“You didn’t bring anything formal did you?” he asked knowing full well that I only have one ‘formal’ dress and it was back in Seattle.
I squinted at him a moment. “This is like in all those cruise ship movies isn’t it?”
He grinned. “We’ve been asked to dine at that captain’s table tonight.”
I shook my head. “Do you think its wise?” I asked teasingly. “I mean... you and me, in the same room like that– you know something’s bound to happen.”
“Its not that bad...” he objected.
It wasn’t that bad, but it came close. I ended up buying a dress at the ship’s store– it almost fit, not that it really mattered. Halfway through dinner, someone at the next table started choke. Case and I were on our feet instantly.
Case got there first and had already realized the man wasn’t getting any air in or out. Before I could offer to help, he’d performed the Heimlich Maneuver. As he dealt with the patient, I sat back down.
Case had everything under control, and he was basically the primary responder.
It was funny as I sat down, everyone around me said how wonderful it was that Case knew how to do that.
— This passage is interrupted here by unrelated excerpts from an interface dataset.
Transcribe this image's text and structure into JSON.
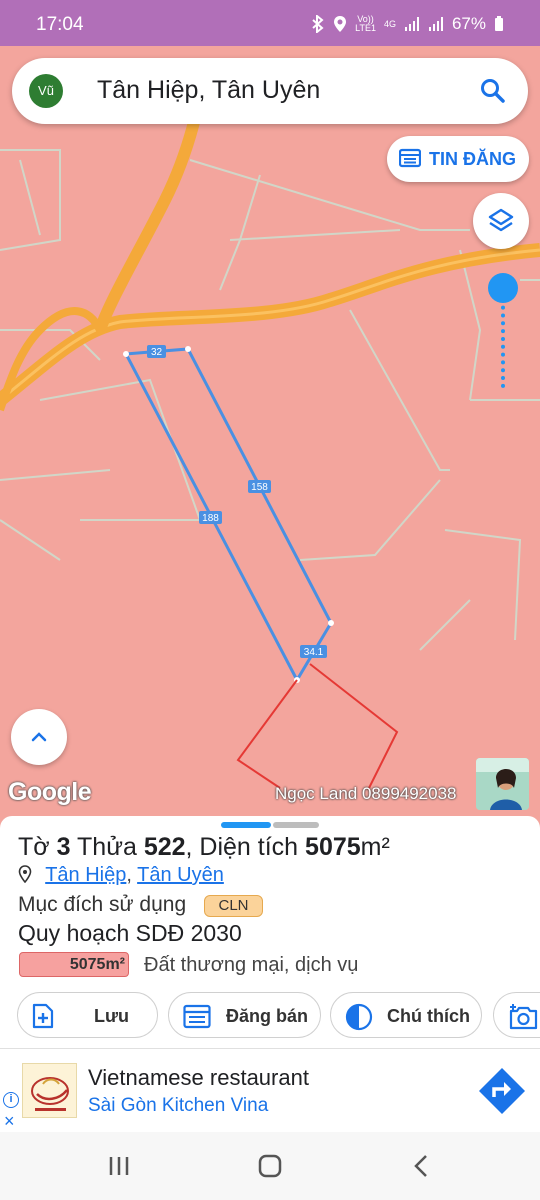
{
  "status_bar": {
    "time": "17:04",
    "volte_line1": "Vo))",
    "volte_line2": "LTE1",
    "network": "4G",
    "battery": "67%"
  },
  "search": {
    "avatar_text": "Vũ",
    "query": "Tân Hiệp, Tân Uyên",
    "icon": "search-icon"
  },
  "buttons": {
    "tin_dang": "TIN ĐĂNG"
  },
  "map": {
    "google_label": "Google",
    "watermark": "Ngọc Land 0899492038",
    "edge_labels": [
      "32",
      "158",
      "188",
      "34.1"
    ],
    "colors": {
      "land": "#f3a59d",
      "road": "#f4a93a",
      "parcel_outline": "#4a90e2",
      "neighbor_outline": "#e53935"
    }
  },
  "sheet": {
    "to_label": "Tờ",
    "to_value": "3",
    "thua_label": "Thửa",
    "thua_value": "522",
    "area_label": ", Diện tích",
    "area_value": "5075",
    "area_unit": "m²",
    "location_parts": [
      "Tân Hiệp",
      "Tân Uyên"
    ],
    "location_sep": ",",
    "purpose_label": "Mục đích sử dụng",
    "purpose_badge": "CLN",
    "plan_title": "Quy hoạch SDĐ 2030",
    "plan_area": "5075m²",
    "plan_desc": "Đất thương mại, dịch vụ"
  },
  "actions": [
    {
      "label": "Lưu",
      "icon": "save-file-icon"
    },
    {
      "label": "Đăng bán",
      "icon": "calendar-icon"
    },
    {
      "label": "Chú thích",
      "icon": "half-circle-icon"
    },
    {
      "label": "",
      "icon": "add-photo-icon"
    }
  ],
  "ad": {
    "title": "Vietnamese restaurant",
    "subtitle": "Sài Gòn Kitchen Vina",
    "info_icon": "i",
    "close_icon": "×"
  },
  "nav": {
    "recent": "|||",
    "back": "<"
  }
}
They commented on how proud I must be of my husband.
I am, but to be honest, I’d be rather disappointed in him if he didn’t know the Heimlich Maneuver.
So much for keeping a low profile.
We made our first port of call this morning around 1100 hours. Case and I went ashore and did touristy thing, but we were both very alert to any signs of trouble. The last thing we needed was for someone to recognize us, well– me.
Lets face it, the last time I was in Aztlan was not one of my better weeks. We bought souvenirs and sent post cards home. Then we headed back to the ship.
No point tempting the fates.
While we waited for everybody else to return, Case and I took advantage of the relative quiet in the weight room. I have to admit, the workout really helped.
So did watching two girls on exercise bikes as they tried to subtlety ogle Case. Case was oblivious to it, which was probably for the best.
We dined in again, reviewing the notes and books we’ve been going over. Its some pretty interesting stuff.
The story of Conquistador’s take over of the Inca empire was one of deceit and betrayal, written in the blood of the Inca people and that of their leader- the Inca.
The Conquistadors, invited the Inca to negotiations. When he came, they kidnaped him and ransomed him for an ungodly sum. The people paid the ransom, but the Inca was strangled.
The Conquistadors then appointed his half brother the Inca. It was a puppet government, the first of several. It was a web of deceit, murder and betrayal, finally ending with the decapitation of the ‘last Inca’ and the deportation of his family.
What interested me, was that he was marched into Cusco with his family and a gold statue of Punchao, the sun disk. According to the books, the statue was a representation of the Incan lineage said to contain the hearts of the previous Incas.
Now that sounded like something AZT would be interested in. Especially with their propensity for blood magic.
I showed it to Case and he agreed it did sound like something they’d be interested in, but there could be a lot more reasons for all of this– and AZT may not even be involved.
Everything they did to me to try and get to the boys, may have nothing to do with this. That’s a scary thought– that this might just be the edge of the problem.
I’ll know in a few more days.